Only R995 per person, and it includes a FREE personal 1 hour consultation with me AFTER the workshop on your marketing challenges. For more details, read here
“Thank you for an inspiring talk…I now realise that what I have to offer has so much more potential than what I allow myself to believe…Thank you again for kicking my mind into top gear.” – Annabe Tredoux
I’m sure that every now and again you receive an email, SMS or note from a client complimenting you on the great work that you have done, or on the good service you have given them. You may even be sitting in a meeting when a client says something really good about what it is that you do. CAPTURE IT!
Make sure that you have one place in which you save all of these comments and testimonies to the quality and calibre of your work. It can be Word document on your computer, a notebook that you keep on your desk or whatever but just make sure that you keep all of these comments in ONE place where you can find them easily when you need to get your hands on them.
When you record these compliments and testimonials, make sure that your record who they are from, where they worked at the time and in what capacity, the person’s contact details should you need to get hold of them to get their permission to quote them at some stage, and the date on which they said this nice thing about you.
When using referrals, compliments or testimonials from clients, make sure that you update them on a regular basis. You can also quote someone anonymously by saying that this referral came from the financial manager of a large FMCG Manufacturer, or this testimonial came from the CEO of a Pharmaceutical Company. This preserves your client’s privacy while still allowing you to showcase the good work that you have done.
Yesterday evening, I attended an event with one of my favourite speakers – Dr Dumisani Magadlela.

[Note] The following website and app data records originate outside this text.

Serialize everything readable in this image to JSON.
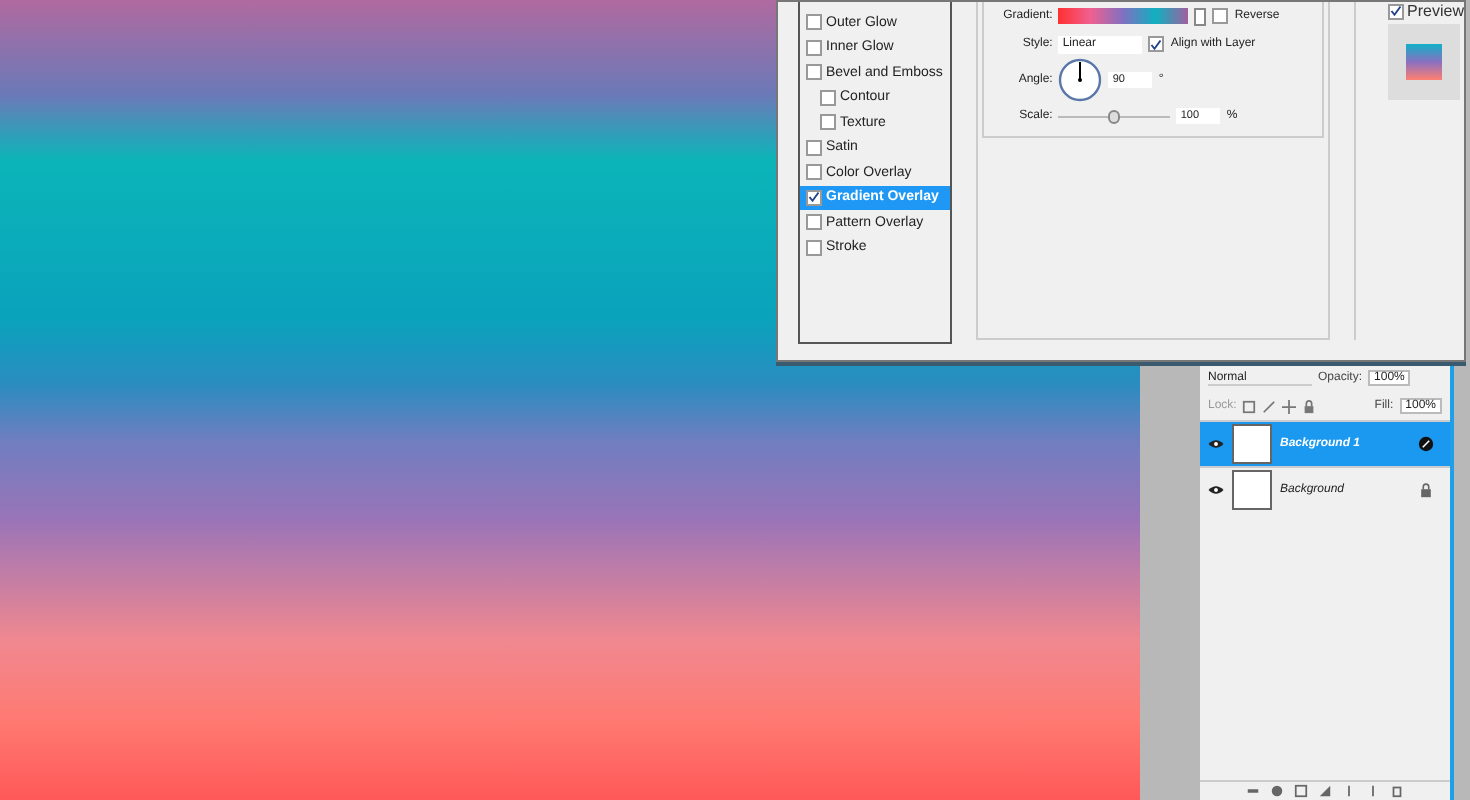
{
  "style_list": [
    {
      "label": "Outer Glow",
      "checked": false,
      "selected": false
    },
    {
      "label": "Inner Glow",
      "checked": false,
      "selected": false
    },
    {
      "label": "Bevel and Emboss",
      "checked": false,
      "selected": false,
      "children": [
        {
          "label": "Contour",
          "checked": false,
          "selected": false
        },
        {
          "label": "Texture",
          "checked": false,
          "selected": false
        }
      ]
    },
    {
      "label": "Satin",
      "checked": false,
      "selected": false
    },
    {
      "label": "Color Overlay",
      "checked": false,
      "selected": false
    },
    {
      "label": "Gradient Overlay",
      "checked": true,
      "selected": true
    },
    {
      "label": "Pattern Overlay",
      "checked": false,
      "selected": false
    },
    {
      "label": "Stroke",
      "checked": false,
      "selected": false
    }
  ],
  "gradient_overlay": {
    "gradient_label": "Gradient:",
    "reverse": {
      "label": "Reverse",
      "checked": false
    },
    "style": {
      "label": "Style:",
      "value": "Linear"
    },
    "align": {
      "label": "Align with Layer",
      "checked": true
    },
    "angle": {
      "label": "Angle:",
      "value": "90",
      "unit": "°"
    },
    "scale": {
      "label": "Scale:",
      "value": "100",
      "unit": "%",
      "level": 0.5
    }
  },
  "preview": {
    "label": "Preview",
    "checked": true
  },
  "layers_panel": {
    "blend_mode": "Normal",
    "opacity_label": "Opacity:",
    "opacity": "100%",
    "lock_label": "Lock:",
    "fill_label": "Fill:",
    "fill": "100%",
    "layers": [
      {
        "name": "Background 1",
        "selected": true,
        "visible": true,
        "kind": "effects"
      },
      {
        "name": "Background",
        "selected": false,
        "visible": true,
        "kind": "locked"
      }
    ]
  }
}
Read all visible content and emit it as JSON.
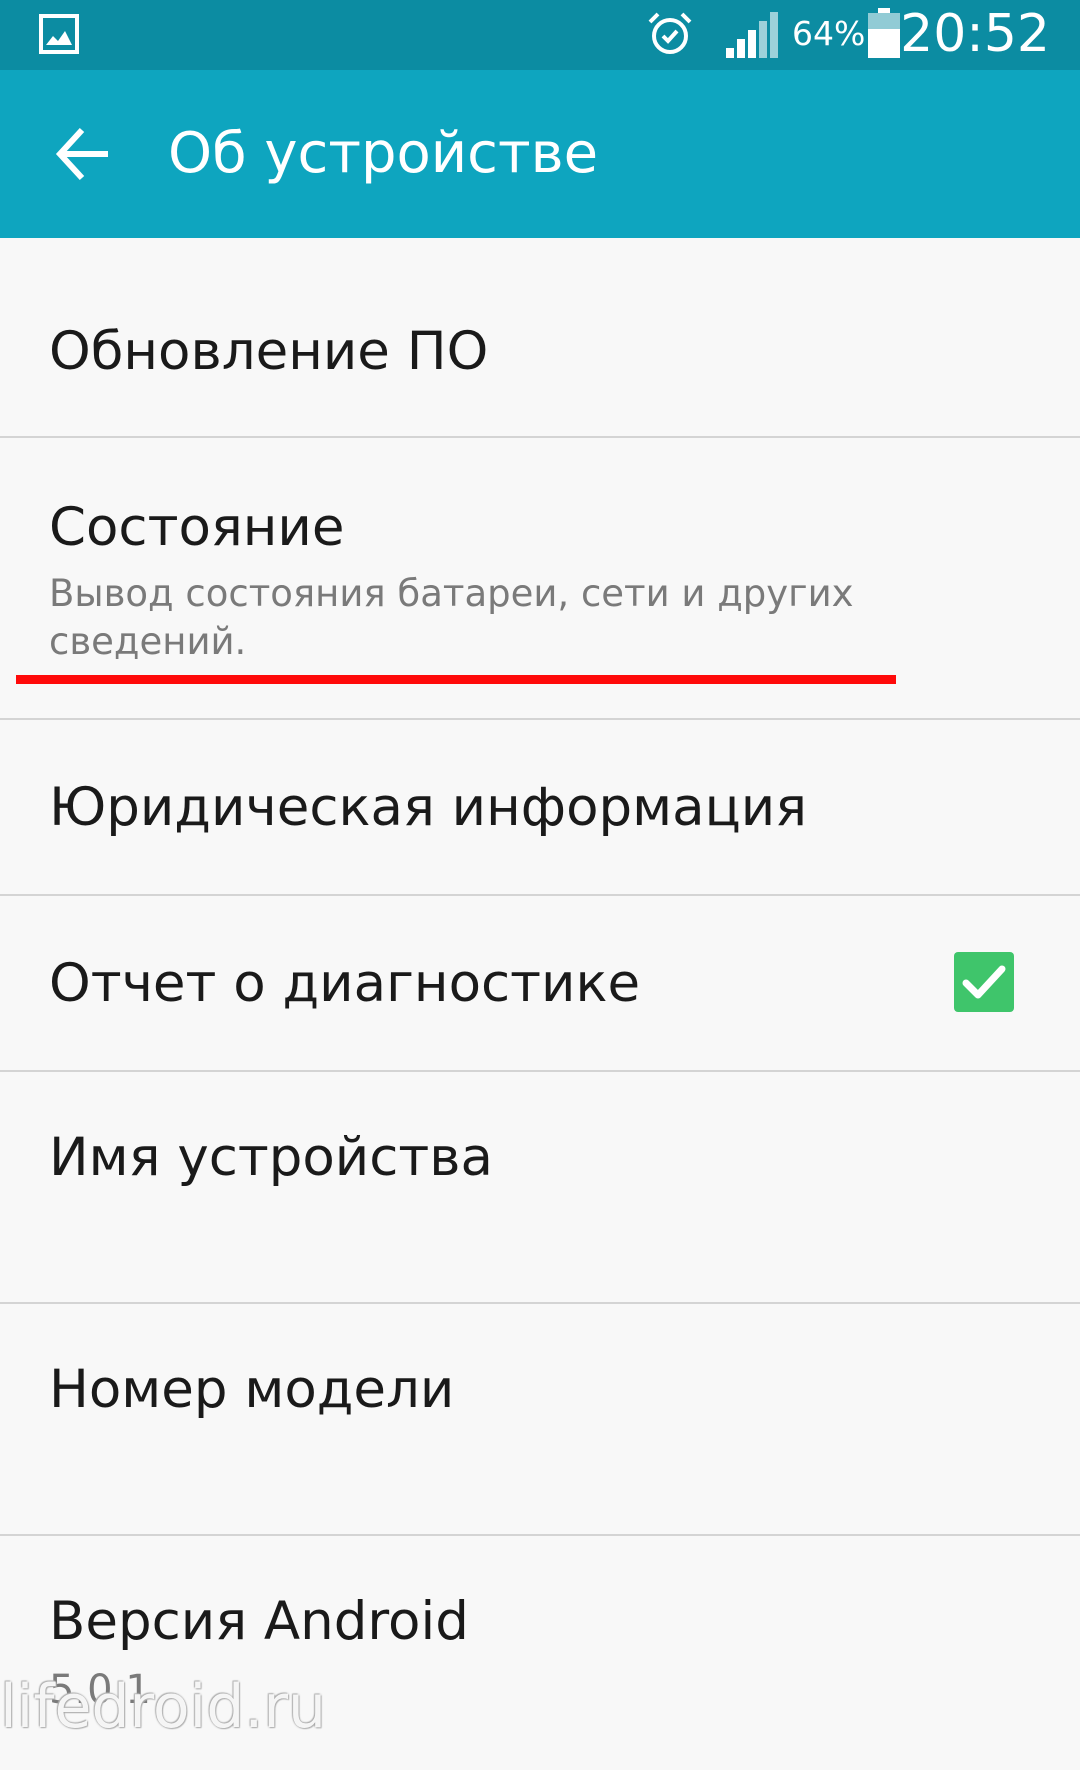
{
  "status_bar": {
    "battery_percent": "64%",
    "time": "20:52",
    "icons": [
      "gallery-icon",
      "alarm-icon",
      "signal-icon",
      "battery-icon"
    ]
  },
  "app_bar": {
    "title": "Об устройстве",
    "back_icon": "arrow-back-icon"
  },
  "items": [
    {
      "label": "Обновление ПО"
    },
    {
      "label": "Состояние",
      "summary": "Вывод состояния батареи, сети и других сведений."
    },
    {
      "label": "Юридическая информация"
    },
    {
      "label": "Отчет о диагностике",
      "checked": true
    },
    {
      "label": "Имя устройства"
    },
    {
      "label": "Номер модели"
    },
    {
      "label": "Версия Android",
      "summary": "5.0.1"
    }
  ],
  "watermark": "lifedroid.ru",
  "colors": {
    "status_bar": "#0c8ca2",
    "app_bar": "#0ea5bf",
    "highlight": "#ff0a0a",
    "checkbox": "#3fc56b"
  }
}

He is a highly respected South African expert in the area of Ubuntu Intelligence and has touched many lives with his wisdom. Dumi’s simplest definition of Ubuntu for the layman is: I am who I am because of who you are. In other words, we are who we are because of our collective experience. He is HUGELY against the idea putting people in boxes and labelling them – which is something that we marketers like to do, because it makes things nice and easy for us. It makes the job of marketing that much simpler to be able to group / box / generalise about people, their traits, their habits and so on.

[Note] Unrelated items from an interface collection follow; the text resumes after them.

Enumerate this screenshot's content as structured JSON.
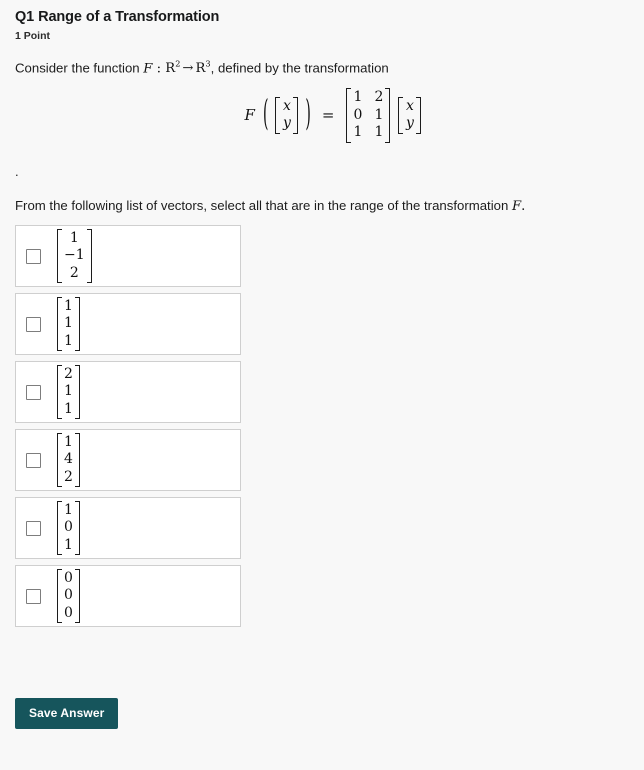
{
  "question": {
    "title": "Q1 Range of a Transformation",
    "points": "1 Point",
    "intro_prefix": "Consider the function ",
    "function_name": "F",
    "colon": " : ",
    "domain_symbol": "R",
    "domain_exponent": "2",
    "arrow": "→",
    "codomain_symbol": "R",
    "codomain_exponent": "3",
    "intro_suffix": ",  defined by the transformation",
    "stray_period": ".",
    "instruction": "From the following list of vectors, select all that are in the range of the transformation",
    "instruction_math": "F",
    "instruction_period": "."
  },
  "equation": {
    "fn": "F",
    "open_paren": "(",
    "close_paren": ")",
    "equals": "=",
    "input_vector": [
      "x",
      "y"
    ],
    "matrix": [
      [
        "1",
        "2"
      ],
      [
        "0",
        "1"
      ],
      [
        "1",
        "1"
      ]
    ],
    "output_vector": [
      "x",
      "y"
    ]
  },
  "options": [
    {
      "id": "option-1",
      "checked": false,
      "vector": [
        "1",
        "−1",
        "2"
      ]
    },
    {
      "id": "option-2",
      "checked": false,
      "vector": [
        "1",
        "1",
        "1"
      ]
    },
    {
      "id": "option-3",
      "checked": false,
      "vector": [
        "2",
        "1",
        "1"
      ]
    },
    {
      "id": "option-4",
      "checked": false,
      "vector": [
        "1",
        "4",
        "2"
      ]
    },
    {
      "id": "option-5",
      "checked": false,
      "vector": [
        "1",
        "0",
        "1"
      ]
    },
    {
      "id": "option-6",
      "checked": false,
      "vector": [
        "0",
        "0",
        "0"
      ]
    }
  ],
  "actions": {
    "save_label": "Save Answer"
  },
  "colors": {
    "page_background": "#f8f8f8",
    "card_background": "#ffffff",
    "card_border": "#cfcfcf",
    "button_background": "#16555c",
    "button_text": "#ffffff",
    "text": "#1c1c1c"
  }
}
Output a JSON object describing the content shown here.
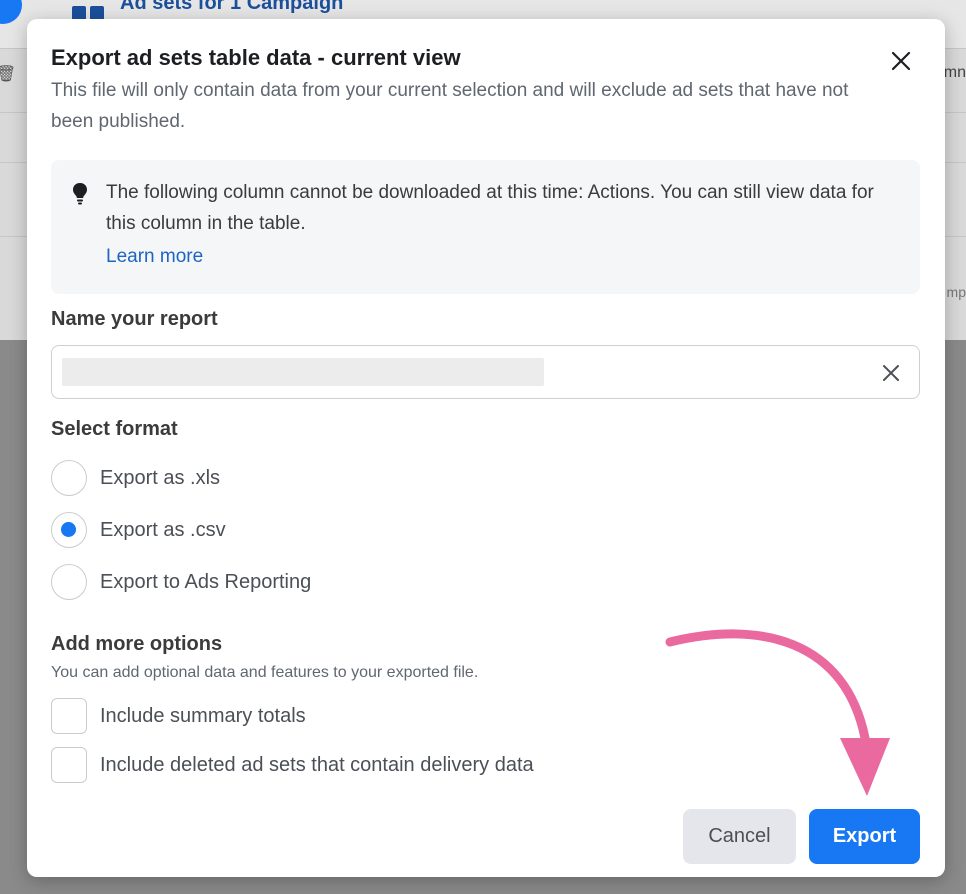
{
  "background": {
    "page_title": "Ad sets for 1 Campaign",
    "right_fragment_top": "mn",
    "right_fragment_mid": "mp"
  },
  "modal": {
    "title": "Export ad sets table data - current view",
    "subtitle": "This file will only contain data from your current selection and will exclude ad sets that have not been published.",
    "notice": {
      "text": "The following column cannot be downloaded at this time: Actions. You can still view data for this column in the table.",
      "link": "Learn more"
    },
    "report_name": {
      "label": "Name your report",
      "value": ""
    },
    "format": {
      "label": "Select format",
      "options": [
        {
          "label": "Export as .xls",
          "checked": false
        },
        {
          "label": "Export as .csv",
          "checked": true
        },
        {
          "label": "Export to Ads Reporting",
          "checked": false
        }
      ]
    },
    "more_options": {
      "label": "Add more options",
      "helper": "You can add optional data and features to your exported file.",
      "checkboxes": [
        {
          "label": "Include summary totals",
          "checked": false
        },
        {
          "label": "Include deleted ad sets that contain delivery data",
          "checked": false
        }
      ]
    },
    "buttons": {
      "cancel": "Cancel",
      "export": "Export"
    }
  },
  "colors": {
    "primary": "#1877f2",
    "link": "#1d65c1",
    "annotation_arrow": "#ea6aa0"
  }
}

But I had a bit of an epiphany this morning after last night’s conversation had time to fester in my brain, and I realised that Dumi’s resistance to putting people in boxes had some merit. If I think of my existing and potential clients, I am who I am because of who they are and because of what they need and are missing in their lives, businesses or practices. We are incredibly interconnected – not in a master/servant way, not in a client/service-provider way, but in a partnership. We are who we are because of each other. If we suspend our hierarchical or power constructs for a moment, we will realise that we are equals.
Let me give you an example: I do not claim to have any financial acumen whatsoever. I have certainly picked up bits and pieces along the way, but I rely on the specialist expertise of my teams of Chartered Accountants and Auditors to do what they specialise in so that I can focus on what I am good at, and I am quite happy to pay them for their expertise (if anyone is looking for some great accountants, I can give some good recommendations). They’re partners in making my business a success.
By the same token, I spend a lot of time studying my field and new developments so that I can offer my clients sound, practical advice that helps them market their businesses without spending a cent. I want them to be able to lose their anxiety about marketing their businesses, and be able to focus on what they are really great at.
What is YOUR relationship like with your clients? Are you who and where you are because of the relationship that you have? Are you part of YOUR clients’ success formula or are you a grudge purchase?